The survey studied nine manifestations of street harassment on both MiBici and other forms of public transit. Results showed decreases in all but one manifestation. Physical and visual manifestations of street harassment, particularly touching, showed the greatest comparative decrease when using bikeshare. Verbal manifestations of street harassment showed less pronounced decreases, with the exception of whistling, which was experienced with the same frequency.

The use of bikeshare also changed women’s reaction to street harassment. Women experiencing street harassment while on bikeshare were less afraid, much less likely to feel paralyzed in the moment, and more than twice as likely to get away as quickly as possible.

Also in this survey, 85% of women users said that they felt safe using MiBici. More than 70% of women users also found improvements in their comfort, cost, and mood over other modes of transportation.

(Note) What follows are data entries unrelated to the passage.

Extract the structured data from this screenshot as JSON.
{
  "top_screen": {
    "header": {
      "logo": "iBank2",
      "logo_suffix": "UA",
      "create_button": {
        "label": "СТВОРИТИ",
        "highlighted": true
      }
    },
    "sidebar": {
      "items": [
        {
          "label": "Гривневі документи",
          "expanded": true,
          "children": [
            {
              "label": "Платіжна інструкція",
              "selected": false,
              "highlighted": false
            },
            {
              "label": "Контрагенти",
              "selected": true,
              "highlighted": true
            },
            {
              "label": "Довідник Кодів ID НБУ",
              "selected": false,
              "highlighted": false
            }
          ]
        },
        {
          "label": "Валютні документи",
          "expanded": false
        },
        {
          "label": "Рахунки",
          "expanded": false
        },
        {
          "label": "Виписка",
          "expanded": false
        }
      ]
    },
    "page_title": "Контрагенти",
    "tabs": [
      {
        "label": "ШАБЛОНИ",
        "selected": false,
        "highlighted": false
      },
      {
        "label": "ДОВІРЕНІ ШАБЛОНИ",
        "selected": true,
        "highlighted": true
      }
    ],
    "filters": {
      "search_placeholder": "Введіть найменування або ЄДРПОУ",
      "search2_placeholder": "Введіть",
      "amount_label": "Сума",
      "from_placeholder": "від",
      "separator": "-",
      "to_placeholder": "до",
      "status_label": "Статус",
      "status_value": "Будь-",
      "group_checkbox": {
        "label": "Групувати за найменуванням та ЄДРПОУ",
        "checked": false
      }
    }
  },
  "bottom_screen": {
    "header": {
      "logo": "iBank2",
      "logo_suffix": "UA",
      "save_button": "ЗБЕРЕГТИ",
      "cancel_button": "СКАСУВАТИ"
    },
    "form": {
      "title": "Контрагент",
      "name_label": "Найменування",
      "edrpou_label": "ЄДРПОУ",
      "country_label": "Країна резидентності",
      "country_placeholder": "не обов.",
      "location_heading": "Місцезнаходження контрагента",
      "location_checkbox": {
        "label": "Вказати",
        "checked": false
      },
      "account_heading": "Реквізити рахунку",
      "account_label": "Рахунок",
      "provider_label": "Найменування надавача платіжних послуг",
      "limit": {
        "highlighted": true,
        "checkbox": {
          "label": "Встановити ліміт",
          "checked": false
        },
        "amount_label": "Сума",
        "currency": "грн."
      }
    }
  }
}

“I absolutely think the results could be applied to bikeshare systems in other cities and countries,” said researcher Zafiro Rizo. Unfortunately, only 30% of MiBici users are women, but Zafiro hopes that number will increase as more women feel comfortable riding. “This system is a tool, and we need to work with the government to close the gender gap we see in bikeshare use.”

View in NABSA's Knowledge Share

NABSA members can view all preliminary survey results, as presented at the 2019 Enlabici Conference in Guadalajara, on NABSA’s Knowledge Share.
Note: Spanish version only. English version forthcoming.

Methodology

Kaliopeo created an online survey that was distributed only to MiBici’s users who self-identify as female. The survey was sent via email to the address they used to register for the service, and open from a Friday (5/10/19) to Monday (5/13/19). 412 responses were received. The results have a 95% confidence level.